I believe this is the right answer, though I'm not 100% on the work. However, I tried to do some research on such an equation for gravitational potential inside of the ball. I eventually found $$\frac{GMr^2}{2R^3} - \frac{3GM}{2R}$$ somewhere on Wikipedia, but I can't find the page for it nor do I understand the derivations. I read that it had something to do with Poisson's equations? However, I'm not too familiar with the Laplacian, so I was wondering if I could get an explanation on all these notions.

• Sorry for the syntax error, I forgot that the {esint} package is not integrated into StackExchange. \oiint refers to a closed surface integral. Jul 14, 2021 at 6:47
• Hello! I have (kind of) made the \oiint work using the method from this post. See \oiint doesn't seem to work for more information. Jul 14, 2021 at 8:35

(a) You have already used Gauss's law, with a Gaussian surface of radius $$r\ (> R)$$, to show that a spherically symmetric body behaves, as 'seen' from a point outside it, as if all its mass were concentrated at its centre.
(b) You can also use Gauss's law, with a Gaussian surface of radius $$r\ (, to show that, inside the spherical mass distribution, $$g(r) =\ –\frac{GMr^3/R^3}{r^2}=\ –\frac{GMr}{R^3}$$ In other words the mass, $$Mr^3/R^3$$ in a uniform distribution, that is closer than $$r$$ to the centre behaves as if it were concentrated at the centre. The mass 'outside' $$r$$ has no gravitational effect at $$r$$.
(c) It is now very easy to calculate the work done when you change your position within the uniform spherical distribution.

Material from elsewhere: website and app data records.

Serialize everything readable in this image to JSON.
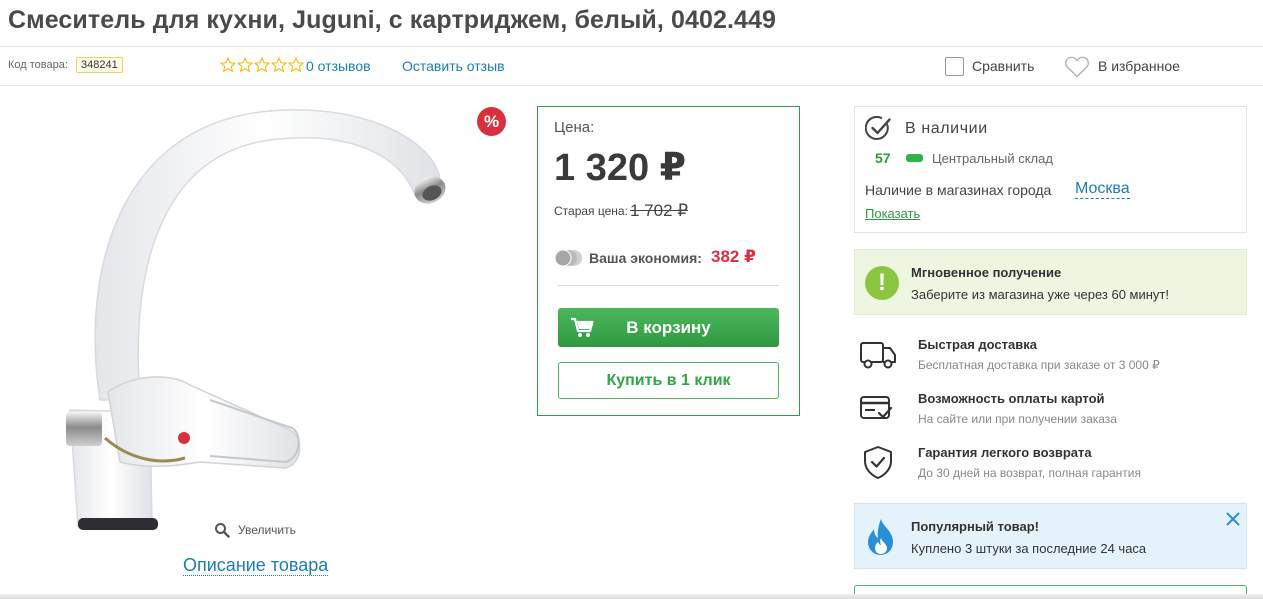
{
  "product": {
    "title": "Смеситель для кухни, Juguni, с картриджем, белый, 0402.449",
    "sku_label": "Код товара:",
    "sku_value": "348241",
    "rating": 0,
    "rating_max": 5,
    "reviews_text": "0 отзывов",
    "leave_review": "Оставить отзыв"
  },
  "actions": {
    "compare": "Сравнить",
    "favorite": "В избранное"
  },
  "gallery": {
    "discount_badge": "%",
    "zoom": "Увеличить",
    "description_link": "Описание товара"
  },
  "price": {
    "label": "Цена:",
    "current": "1 320 ₽",
    "old_label": "Старая цена:",
    "old": "1 702 ₽",
    "savings_label": "Ваша экономия:",
    "savings": "382 ₽",
    "cart_button": "В корзину",
    "one_click": "Купить в 1 клик"
  },
  "stock": {
    "status": "В наличии",
    "count": "57",
    "warehouse": "Центральный склад",
    "city_label": "Наличие в магазинах города",
    "city": "Москва",
    "show": "Показать"
  },
  "instant": {
    "title": "Мгновенное получение",
    "text": "Заберите из магазина уже через 60 минут!"
  },
  "features": [
    {
      "icon": "truck-icon",
      "title": "Быстрая доставка",
      "text": "Бесплатная доставка при заказе от 3 000 ₽"
    },
    {
      "icon": "card-icon",
      "title": "Возможность оплаты картой",
      "text": "На сайте или при получении заказа"
    },
    {
      "icon": "shield-icon",
      "title": "Гарантия легкого возврата",
      "text": "До 30 дней на возврат, полная гарантия"
    }
  ],
  "popular": {
    "title": "Популярный товар!",
    "text": "Куплено 3 штуки за последние 24 часа"
  },
  "colors": {
    "green": "#2e9940",
    "red": "#d9303f",
    "link": "#1a7eb5",
    "star": "#f5b800"
  }
}
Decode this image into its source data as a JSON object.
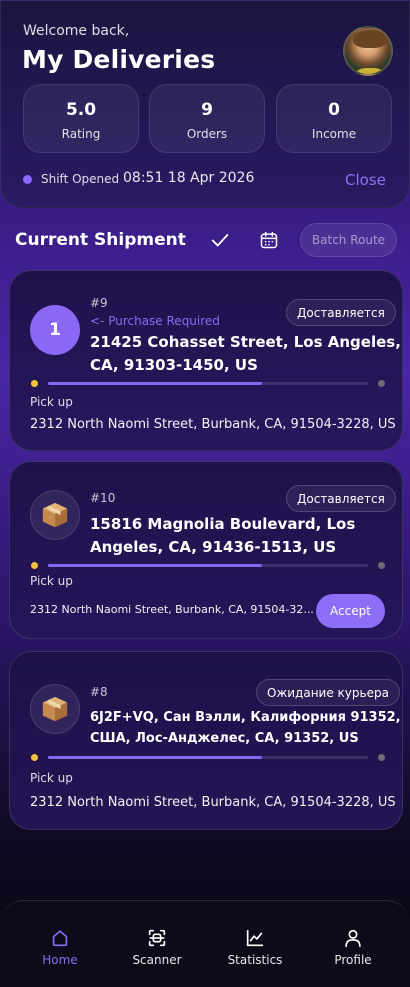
{
  "header": {
    "welcome": "Welcome back,",
    "title": "My Deliveries",
    "stats": [
      {
        "value": "5.0",
        "label": "Rating"
      },
      {
        "value": "9",
        "label": "Orders"
      },
      {
        "value": "0",
        "label": "Income"
      }
    ],
    "shift_label": "Shift Opened",
    "shift_time": "08:51 18 Apr 2026",
    "close_label": "Close"
  },
  "section": {
    "title": "Current Shipment",
    "batch_label": "Batch Route"
  },
  "shipments": [
    {
      "badge": "1",
      "order_id": "#9",
      "note": "<- Purchase Required",
      "status": "Доставляется",
      "address_line1": "21425 Cohasset Street, Los Angeles,",
      "address_line2": "CA, 91303-1450, US",
      "progress": 0.67,
      "pickup_label": "Pick up",
      "pickup_address": "2312 North Naomi Street, Burbank, CA, 91504-3228, US"
    },
    {
      "order_id": "#10",
      "status": "Доставляется",
      "address_line1": "15816 Magnolia Boulevard, Los",
      "address_line2": "Angeles, CA, 91436-1513, US",
      "progress": 0.67,
      "pickup_label": "Pick up",
      "pickup_address": "2312 North Naomi Street, Burbank, CA, 91504-32...",
      "accept_label": "Accept"
    },
    {
      "order_id": "#8",
      "status": "Ожидание курьера",
      "address_line1": "6J2F+VQ, Сан Вэлли, Калифорния 91352,",
      "address_line2": "США, Лос-Анджелес, CA, 91352, US",
      "progress": 0.67,
      "pickup_label": "Pick up",
      "pickup_address": "2312 North Naomi Street, Burbank, CA, 91504-3228, US"
    }
  ],
  "nav": {
    "items": [
      {
        "label": "Home",
        "icon": "home-icon",
        "active": true
      },
      {
        "label": "Scanner",
        "icon": "scanner-icon",
        "active": false
      },
      {
        "label": "Statistics",
        "icon": "statistics-icon",
        "active": false
      },
      {
        "label": "Profile",
        "icon": "profile-icon",
        "active": false
      }
    ]
  },
  "colors": {
    "accent": "#8d6ef7",
    "pickup_dot": "#f5c242",
    "background_top": "#1a0f3d",
    "background_mid": "#4a25a6"
  }
}
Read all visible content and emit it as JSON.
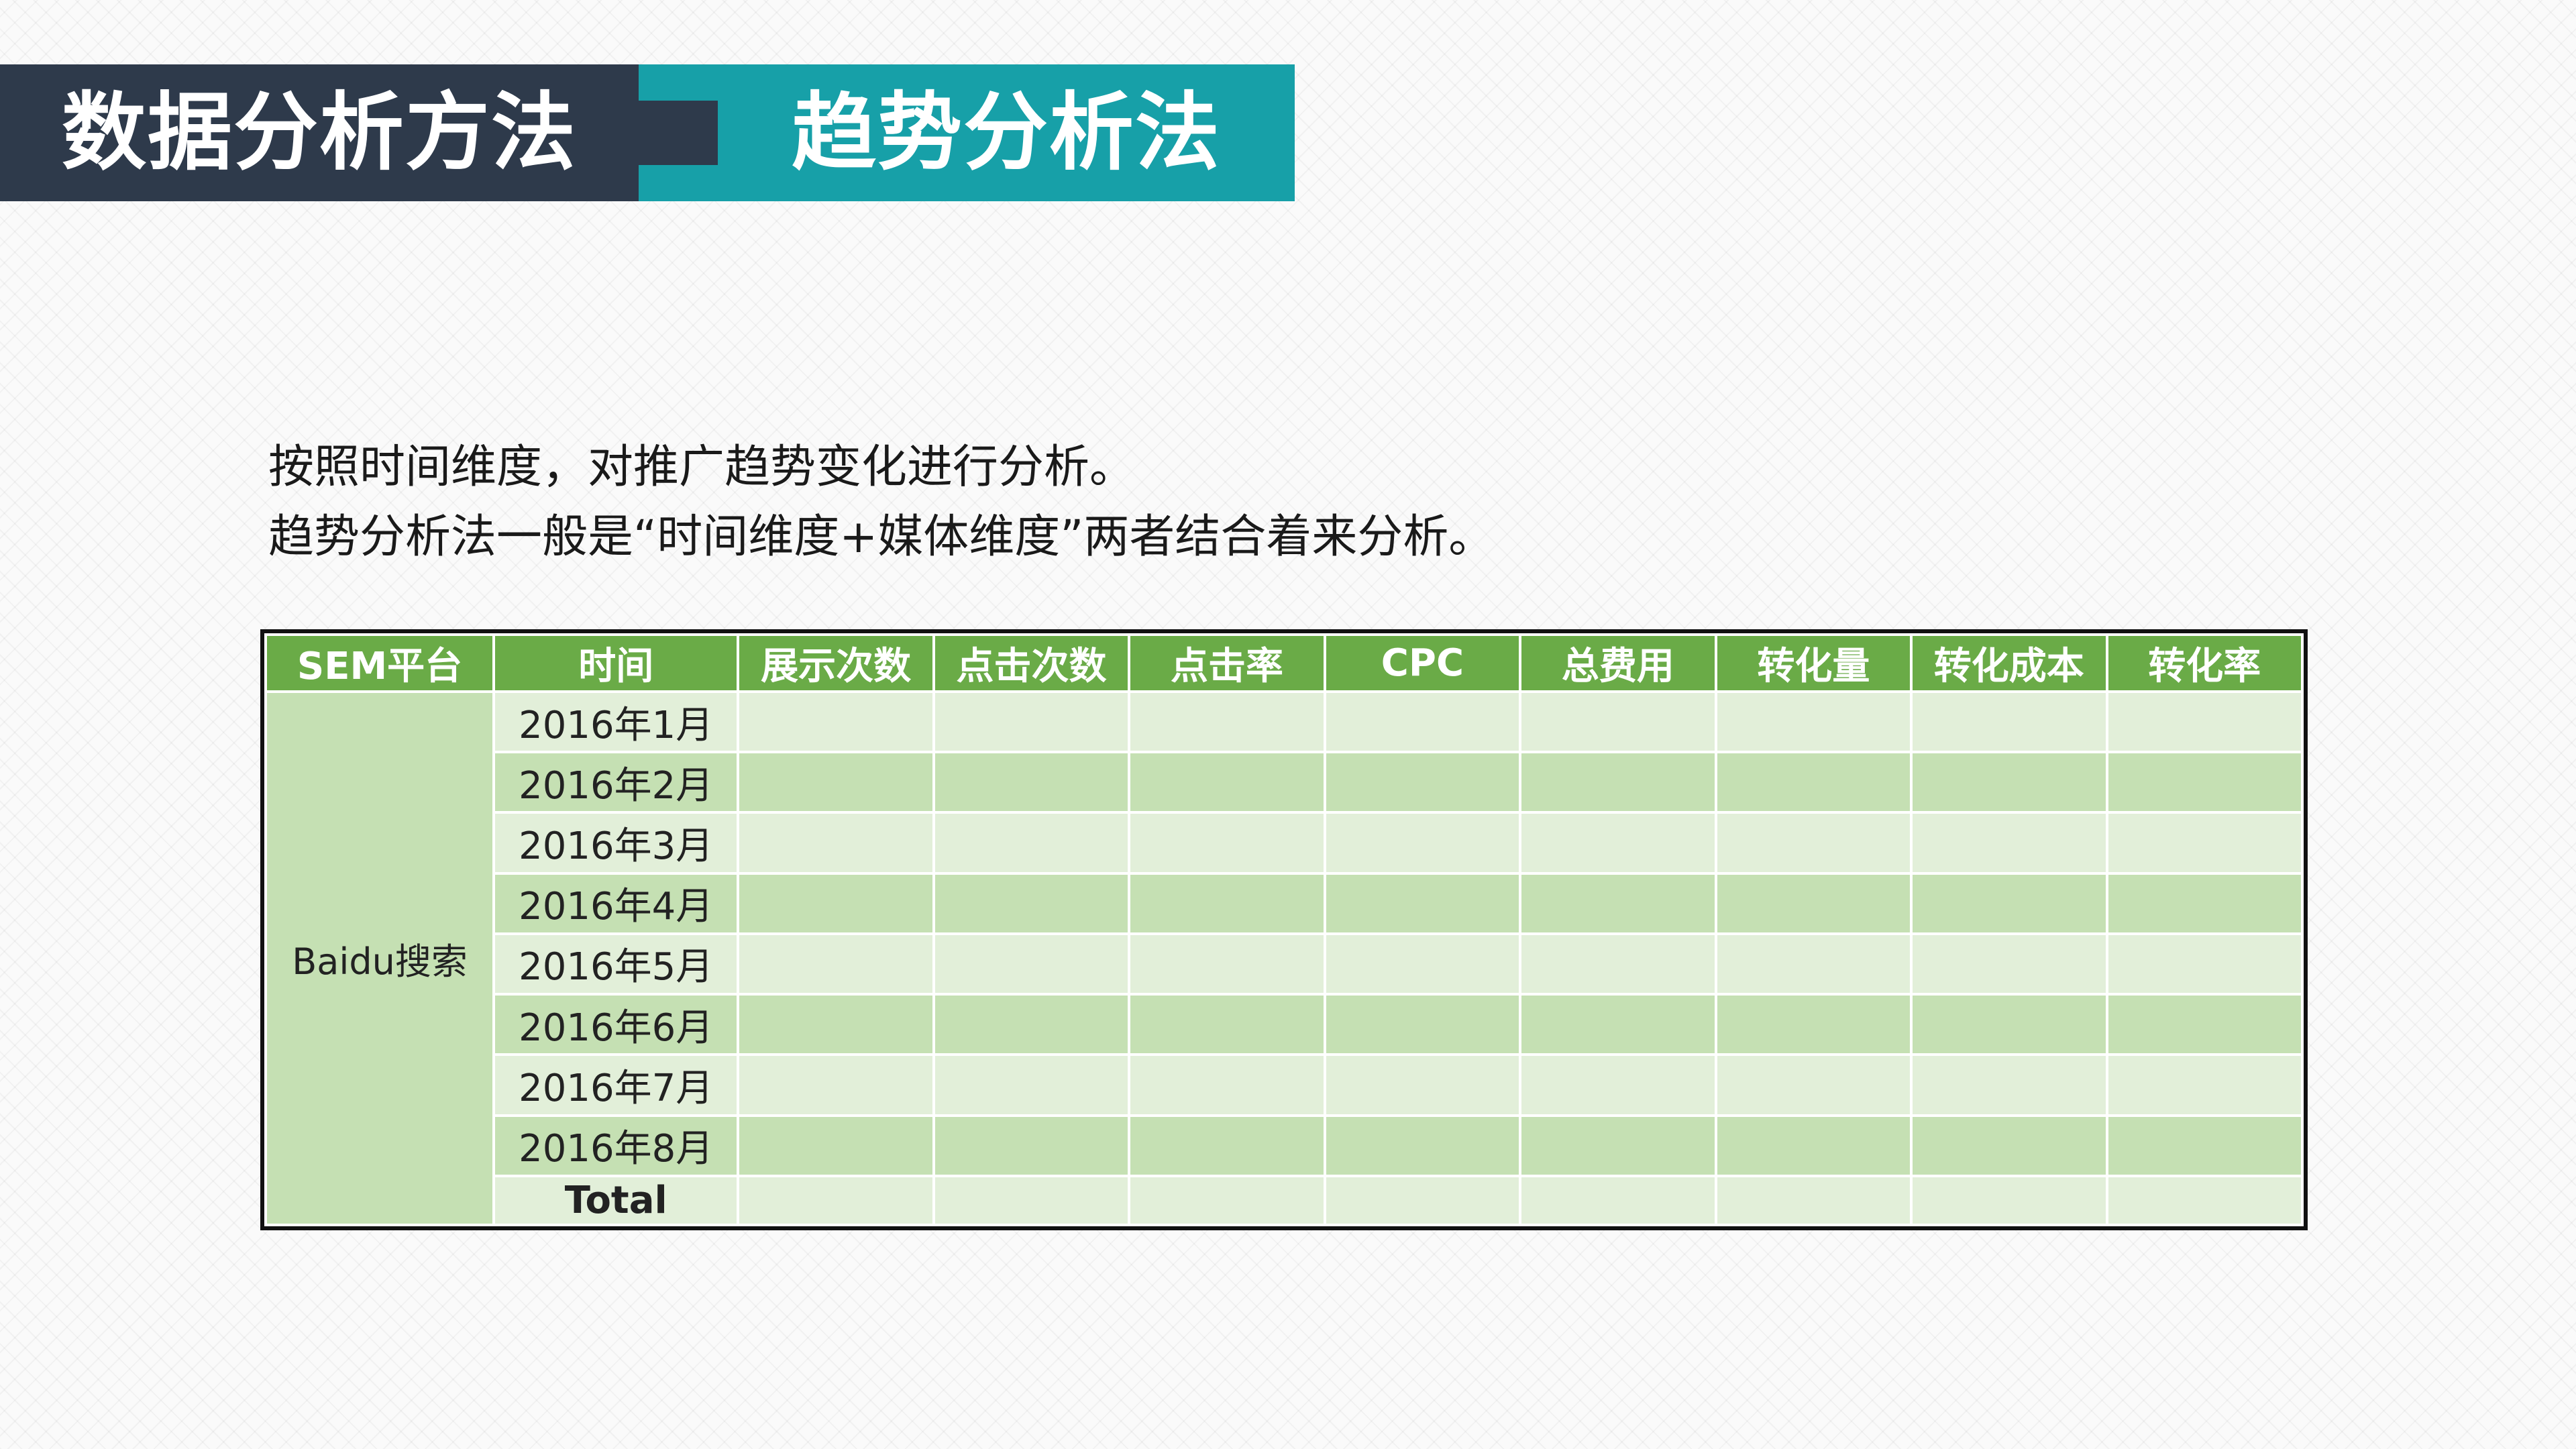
{
  "header": {
    "left_title": "数据分析方法",
    "right_title": "趋势分析法",
    "colors": {
      "dark": "#2e3a4b",
      "teal": "#17a0a8"
    }
  },
  "description": {
    "line1": "按照时间维度，对推广趋势变化进行分析。",
    "line2": "趋势分析法一般是“时间维度+媒体维度”两者结合着来分析。"
  },
  "table": {
    "colors": {
      "header": "#6aab47",
      "row_light": "#e2efd9",
      "row_dark": "#c5e0b3"
    },
    "columns": [
      "SEM平台",
      "时间",
      "展示次数",
      "点击次数",
      "点击率",
      "CPC",
      "总费用",
      "转化量",
      "转化成本",
      "转化率"
    ],
    "platform": "Baidu搜索",
    "months": [
      "2016年1月",
      "2016年2月",
      "2016年3月",
      "2016年4月",
      "2016年5月",
      "2016年6月",
      "2016年7月",
      "2016年8月"
    ],
    "total_label": "Total"
  }
}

So you can calculate the work going from $$r\ ( to infinity (or vice versa), because you can add the work going from $$r\ ( to $$R$$ to that in going from $$R$$ to infinity, which you know from (a)! This gives you the expression that you "eventually found".